*** Opening EXTRACTED ENTRIES ***

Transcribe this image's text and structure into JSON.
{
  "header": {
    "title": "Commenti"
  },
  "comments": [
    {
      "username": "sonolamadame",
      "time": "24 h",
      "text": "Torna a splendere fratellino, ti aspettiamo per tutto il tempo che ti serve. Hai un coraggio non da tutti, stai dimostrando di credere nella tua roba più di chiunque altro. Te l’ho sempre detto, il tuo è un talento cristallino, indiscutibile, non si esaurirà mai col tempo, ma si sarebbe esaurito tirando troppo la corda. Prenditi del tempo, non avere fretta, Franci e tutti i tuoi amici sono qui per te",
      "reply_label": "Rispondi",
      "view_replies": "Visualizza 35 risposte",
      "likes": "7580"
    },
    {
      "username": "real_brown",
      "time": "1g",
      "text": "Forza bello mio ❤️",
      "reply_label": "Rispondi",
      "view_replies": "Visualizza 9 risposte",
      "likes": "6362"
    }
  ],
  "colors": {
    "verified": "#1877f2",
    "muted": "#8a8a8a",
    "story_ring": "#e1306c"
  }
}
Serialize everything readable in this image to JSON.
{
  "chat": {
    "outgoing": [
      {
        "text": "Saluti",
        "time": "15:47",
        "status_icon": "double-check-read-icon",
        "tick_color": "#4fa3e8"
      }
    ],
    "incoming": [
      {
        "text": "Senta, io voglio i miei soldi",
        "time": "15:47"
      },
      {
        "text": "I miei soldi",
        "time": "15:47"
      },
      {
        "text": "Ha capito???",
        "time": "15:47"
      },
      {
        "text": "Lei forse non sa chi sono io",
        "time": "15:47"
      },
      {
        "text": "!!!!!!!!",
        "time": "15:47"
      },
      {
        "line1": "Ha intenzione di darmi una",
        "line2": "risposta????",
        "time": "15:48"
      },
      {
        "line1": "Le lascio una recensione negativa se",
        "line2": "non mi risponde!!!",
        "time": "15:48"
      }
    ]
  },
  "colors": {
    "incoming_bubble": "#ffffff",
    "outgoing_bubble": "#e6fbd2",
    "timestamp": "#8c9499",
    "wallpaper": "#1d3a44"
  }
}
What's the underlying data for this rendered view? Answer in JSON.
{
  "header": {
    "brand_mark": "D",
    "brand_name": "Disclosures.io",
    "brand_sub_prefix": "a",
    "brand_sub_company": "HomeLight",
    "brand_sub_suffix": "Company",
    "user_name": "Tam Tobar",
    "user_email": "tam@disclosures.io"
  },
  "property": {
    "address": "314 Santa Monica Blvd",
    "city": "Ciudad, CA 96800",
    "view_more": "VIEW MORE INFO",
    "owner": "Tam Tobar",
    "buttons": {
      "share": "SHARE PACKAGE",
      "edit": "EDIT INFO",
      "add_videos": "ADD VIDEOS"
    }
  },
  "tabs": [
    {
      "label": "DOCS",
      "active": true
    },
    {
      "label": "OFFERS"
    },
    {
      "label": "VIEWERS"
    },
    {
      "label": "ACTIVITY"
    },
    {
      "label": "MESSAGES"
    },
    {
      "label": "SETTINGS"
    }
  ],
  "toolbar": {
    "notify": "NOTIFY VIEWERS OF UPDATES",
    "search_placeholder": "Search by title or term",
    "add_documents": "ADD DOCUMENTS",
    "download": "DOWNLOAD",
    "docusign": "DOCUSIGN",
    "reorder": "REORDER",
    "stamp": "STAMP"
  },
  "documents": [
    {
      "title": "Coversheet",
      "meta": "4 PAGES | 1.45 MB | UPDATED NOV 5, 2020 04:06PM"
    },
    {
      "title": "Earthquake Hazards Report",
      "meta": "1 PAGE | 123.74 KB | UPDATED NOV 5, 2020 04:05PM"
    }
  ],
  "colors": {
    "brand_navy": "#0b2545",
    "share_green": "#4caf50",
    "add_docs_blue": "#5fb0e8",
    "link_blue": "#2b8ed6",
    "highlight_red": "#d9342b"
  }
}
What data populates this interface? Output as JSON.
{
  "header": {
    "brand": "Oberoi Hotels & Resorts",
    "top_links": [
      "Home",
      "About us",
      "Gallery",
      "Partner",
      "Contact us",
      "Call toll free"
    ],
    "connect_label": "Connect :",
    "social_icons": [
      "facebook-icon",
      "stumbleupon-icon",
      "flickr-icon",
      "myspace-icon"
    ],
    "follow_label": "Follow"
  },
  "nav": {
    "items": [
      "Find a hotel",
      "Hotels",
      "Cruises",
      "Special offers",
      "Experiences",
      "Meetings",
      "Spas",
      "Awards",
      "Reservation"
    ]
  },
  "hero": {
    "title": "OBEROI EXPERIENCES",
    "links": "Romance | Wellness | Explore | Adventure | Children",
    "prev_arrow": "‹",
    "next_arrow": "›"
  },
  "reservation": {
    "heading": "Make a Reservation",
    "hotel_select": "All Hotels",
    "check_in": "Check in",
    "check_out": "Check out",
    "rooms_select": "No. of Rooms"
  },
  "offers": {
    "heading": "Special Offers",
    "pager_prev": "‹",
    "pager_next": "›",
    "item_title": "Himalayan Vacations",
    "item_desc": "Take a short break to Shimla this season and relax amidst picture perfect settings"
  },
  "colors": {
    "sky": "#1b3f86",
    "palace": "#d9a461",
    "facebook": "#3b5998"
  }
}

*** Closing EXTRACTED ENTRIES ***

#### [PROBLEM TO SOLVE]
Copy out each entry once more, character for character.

#### [ANSWER BELOW]
Transcribe this image's text and structure into JSON.
{
  "header": {
    "title": "Commenti"
  },
  "comments": [
    {
      "username": "sonolamadame",
      "time": "24 h",
      "text": "Torna a splendere fratellino, ti aspettiamo per tutto il tempo che ti serve. Hai un coraggio non da tutti, stai dimostrando di credere nella tua roba più di chiunque altro. Te l’ho sempre detto, il tuo è un talento cristallino, indiscutibile, non si esaurirà mai col tempo, ma si sarebbe esaurito tirando troppo la corda. Prenditi del tempo, non avere fretta, Franci e tutti i tuoi amici sono qui per te",
      "reply_label": "Rispondi",
      "view_replies": "Visualizza 35 risposte",
      "likes": "7580"
    },
    {
      "username": "real_brown",
      "time": "1g",
      "text": "Forza bello mio ❤️",
      "reply_label": "Rispondi",
      "view_replies": "Visualizza 9 risposte",
      "likes": "6362"
    }
  ],
  "colors": {
    "verified": "#1877f2",
    "muted": "#8a8a8a",
    "story_ring": "#e1306c"
  }
}
Serialize everything readable in this image to JSON.
{
  "chat": {
    "outgoing": [
      {
        "text": "Saluti",
        "time": "15:47",
        "status_icon": "double-check-read-icon",
        "tick_color": "#4fa3e8"
      }
    ],
    "incoming": [
      {
        "text": "Senta, io voglio i miei soldi",
        "time": "15:47"
      },
      {
        "text": "I miei soldi",
        "time": "15:47"
      },
      {
        "text": "Ha capito???",
        "time": "15:47"
      },
      {
        "text": "Lei forse non sa chi sono io",
        "time": "15:47"
      },
      {
        "text": "!!!!!!!!",
        "time": "15:47"
      },
      {
        "line1": "Ha intenzione di darmi una",
        "line2": "risposta????",
        "time": "15:48"
      },
      {
        "line1": "Le lascio una recensione negativa se",
        "line2": "non mi risponde!!!",
        "time": "15:48"
      }
    ]
  },
  "colors": {
    "incoming_bubble": "#ffffff",
    "outgoing_bubble": "#e6fbd2",
    "timestamp": "#8c9499",
    "wallpaper": "#1d3a44"
  }
}
What's the underlying data for this rendered view? Answer in JSON.
{
  "header": {
    "brand_mark": "D",
    "brand_name": "Disclosures.io",
    "brand_sub_prefix": "a",
    "brand_sub_company": "HomeLight",
    "brand_sub_suffix": "Company",
    "user_name": "Tam Tobar",
    "user_email": "tam@disclosures.io"
  },
  "property": {
    "address": "314 Santa Monica Blvd",
    "city": "Ciudad, CA 96800",
    "view_more": "VIEW MORE INFO",
    "owner": "Tam Tobar",
    "buttons": {
      "share": "SHARE PACKAGE",
      "edit": "EDIT INFO",
      "add_videos": "ADD VIDEOS"
    }
  },
  "tabs": [
    {
      "label": "DOCS",
      "active": true
    },
    {
      "label": "OFFERS"
    },
    {
      "label": "VIEWERS"
    },
    {
      "label": "ACTIVITY"
    },
    {
      "label": "MESSAGES"
    },
    {
      "label": "SETTINGS"
    }
  ],
  "toolbar": {
    "notify": "NOTIFY VIEWERS OF UPDATES",
    "search_placeholder": "Search by title or term",
    "add_documents": "ADD DOCUMENTS",
    "download": "DOWNLOAD",
    "docusign": "DOCUSIGN",
    "reorder": "REORDER",
    "stamp": "STAMP"
  },
  "documents": [
    {
      "title": "Coversheet",
      "meta": "4 PAGES | 1.45 MB | UPDATED NOV 5, 2020 04:06PM"
    },
    {
      "title": "Earthquake Hazards Report",
      "meta": "1 PAGE | 123.74 KB | UPDATED NOV 5, 2020 04:05PM"
    }
  ],
  "colors": {
    "brand_navy": "#0b2545",
    "share_green": "#4caf50",
    "add_docs_blue": "#5fb0e8",
    "link_blue": "#2b8ed6",
    "highlight_red": "#d9342b"
  }
}
What data populates this interface? Output as JSON.
{
  "header": {
    "brand": "Oberoi Hotels & Resorts",
    "top_links": [
      "Home",
      "About us",
      "Gallery",
      "Partner",
      "Contact us",
      "Call toll free"
    ],
    "connect_label": "Connect :",
    "social_icons": [
      "facebook-icon",
      "stumbleupon-icon",
      "flickr-icon",
      "myspace-icon"
    ],
    "follow_label": "Follow"
  },
  "nav": {
    "items": [
      "Find a hotel",
      "Hotels",
      "Cruises",
      "Special offers",
      "Experiences",
      "Meetings",
      "Spas",
      "Awards",
      "Reservation"
    ]
  },
  "hero": {
    "title": "OBEROI EXPERIENCES",
    "links": "Romance | Wellness | Explore | Adventure | Children",
    "prev_arrow": "‹",
    "next_arrow": "›"
  },
  "reservation": {
    "heading": "Make a Reservation",
    "hotel_select": "All Hotels",
    "check_in": "Check in",
    "check_out": "Check out",
    "rooms_select": "No. of Rooms"
  },
  "offers": {
    "heading": "Special Offers",
    "pager_prev": "‹",
    "pager_next": "›",
    "item_title": "Himalayan Vacations",
    "item_desc": "Take a short break to Shimla this season and relax amidst picture perfect settings"
  },
  "colors": {
    "sky": "#1b3f86",
    "palace": "#d9a461",
    "facebook": "#3b5998"
  }
}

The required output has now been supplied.